CBD & Hope

CBD has also been reported to help people with depressive symptoms. Once again, its effects are subtle and seem to start with small improvements in serotonin activity in the brain. As Dr. James Taylor, an anesthesiologist who advocates CBD for his patients, explains, “[patients come back and say they are feeling more hopeful.” 

Hard to quantify, perhaps — but still true. Taken consistently, CBD may help people feel less depressed and experience more hope.

And hope tends to trickle into many other areas of life. “With hope, [patients] may be more willing to engage in yoga, in exercise, with things they need to do to get to optimal health.”

Another way CBD may improve one’s mood? It’s been proven to increase the number of endocannabinoids (eCB’s) our bodies naturally produce. eCB’s are important molecules that help regulate our mood and emotions; they’re even responsible for that blissful “runner’s high” you might get after a long workout. 

Why Do So Many Companies Say CBD Isn’t Psychoactive?

It’s no secret that marketing campaigns are an important part of any company’s success. This, however, doesn’t mean that every company misinforms on purpose. Referring to CBD as non-psychoactive is a great way to get the “on edge” consumers to decide that it’s both beneficial and safe. We at MMJDirect believe that it is more important to completely inform you in regards to the products we sell. 

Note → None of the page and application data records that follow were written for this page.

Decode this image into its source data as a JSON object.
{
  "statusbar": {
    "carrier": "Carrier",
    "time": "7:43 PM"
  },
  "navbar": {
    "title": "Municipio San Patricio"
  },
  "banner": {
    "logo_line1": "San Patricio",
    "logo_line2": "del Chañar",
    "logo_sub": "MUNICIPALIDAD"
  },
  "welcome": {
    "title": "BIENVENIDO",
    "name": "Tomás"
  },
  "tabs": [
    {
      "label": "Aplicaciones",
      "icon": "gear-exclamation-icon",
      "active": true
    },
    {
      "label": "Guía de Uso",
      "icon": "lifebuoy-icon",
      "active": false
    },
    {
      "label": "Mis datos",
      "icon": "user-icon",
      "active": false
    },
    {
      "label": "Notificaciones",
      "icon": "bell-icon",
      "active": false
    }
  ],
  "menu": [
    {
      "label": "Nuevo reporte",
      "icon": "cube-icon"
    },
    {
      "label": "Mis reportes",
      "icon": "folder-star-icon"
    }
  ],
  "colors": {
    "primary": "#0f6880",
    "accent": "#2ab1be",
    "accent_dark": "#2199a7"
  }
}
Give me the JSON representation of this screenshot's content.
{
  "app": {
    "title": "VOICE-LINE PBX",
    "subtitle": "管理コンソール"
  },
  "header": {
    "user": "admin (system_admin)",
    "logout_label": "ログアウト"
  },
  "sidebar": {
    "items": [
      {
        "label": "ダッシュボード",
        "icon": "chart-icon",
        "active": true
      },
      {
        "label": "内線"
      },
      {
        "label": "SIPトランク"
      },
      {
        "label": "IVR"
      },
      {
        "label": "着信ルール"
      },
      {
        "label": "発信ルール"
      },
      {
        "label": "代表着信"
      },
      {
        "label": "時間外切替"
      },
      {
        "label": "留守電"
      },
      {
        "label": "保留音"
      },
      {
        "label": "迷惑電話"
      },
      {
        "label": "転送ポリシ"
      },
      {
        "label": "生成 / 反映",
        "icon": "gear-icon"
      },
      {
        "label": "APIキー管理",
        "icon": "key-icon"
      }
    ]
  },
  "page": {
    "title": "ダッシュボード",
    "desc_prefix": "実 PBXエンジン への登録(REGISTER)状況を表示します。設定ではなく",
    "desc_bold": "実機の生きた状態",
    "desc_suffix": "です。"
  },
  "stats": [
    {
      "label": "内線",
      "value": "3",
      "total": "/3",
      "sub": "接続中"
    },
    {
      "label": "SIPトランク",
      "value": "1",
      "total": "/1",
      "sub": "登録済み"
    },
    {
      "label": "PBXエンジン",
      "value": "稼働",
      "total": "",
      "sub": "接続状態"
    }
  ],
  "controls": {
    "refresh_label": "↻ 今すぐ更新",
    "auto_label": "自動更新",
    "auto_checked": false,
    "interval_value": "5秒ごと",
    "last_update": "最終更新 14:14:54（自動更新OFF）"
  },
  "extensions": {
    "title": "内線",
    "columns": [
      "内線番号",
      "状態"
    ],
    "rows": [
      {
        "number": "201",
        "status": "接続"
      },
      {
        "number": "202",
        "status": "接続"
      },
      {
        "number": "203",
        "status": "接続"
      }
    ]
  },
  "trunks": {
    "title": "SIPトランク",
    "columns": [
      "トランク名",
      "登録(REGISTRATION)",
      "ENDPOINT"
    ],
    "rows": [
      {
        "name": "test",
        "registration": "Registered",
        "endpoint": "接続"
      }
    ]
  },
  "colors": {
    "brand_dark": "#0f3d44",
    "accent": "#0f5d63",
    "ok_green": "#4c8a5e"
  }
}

Unfortunately, the term psychoactive has been tied to many other drugs that have a poor stigma. As we mentioned before, it simply means “affecting the mind or behaviour,” and these effects come in all different shapes and sizes. The subtle effects that CBD has on us aren’t overly shocking to our system: quite the opposite actually. 

Many users report their pain levels, irregular mood, and anxiety troubles as “mindlessly gone.” There wasn’t necessarily a conscious difference, but the physical and mental benefits were impossible to miss. 

Our bodies produce cannabinoids naturally and some of us have a very balanced system. But that isn’t always the case. How do you know when you are hungry? It’s simple: the stomach aches, energy decreases, and sometimes the mind becomes agitated and confused. When you finally consume food there are messages sent to the brain and you finally relax without becoming “high” or consciously euphoric. 

The same is true with our endocannabinoid system, but the detection for hunger is commonly missed or written off as a separate issue. Just like physical hunger, once phytocannabinoids (cannabinoids from plants) are consumed, they go in search of receptors. 

CBD’s messages are sent all throughout the mind and body without your conscious awareness — but with a little bit of psychoactivity intact.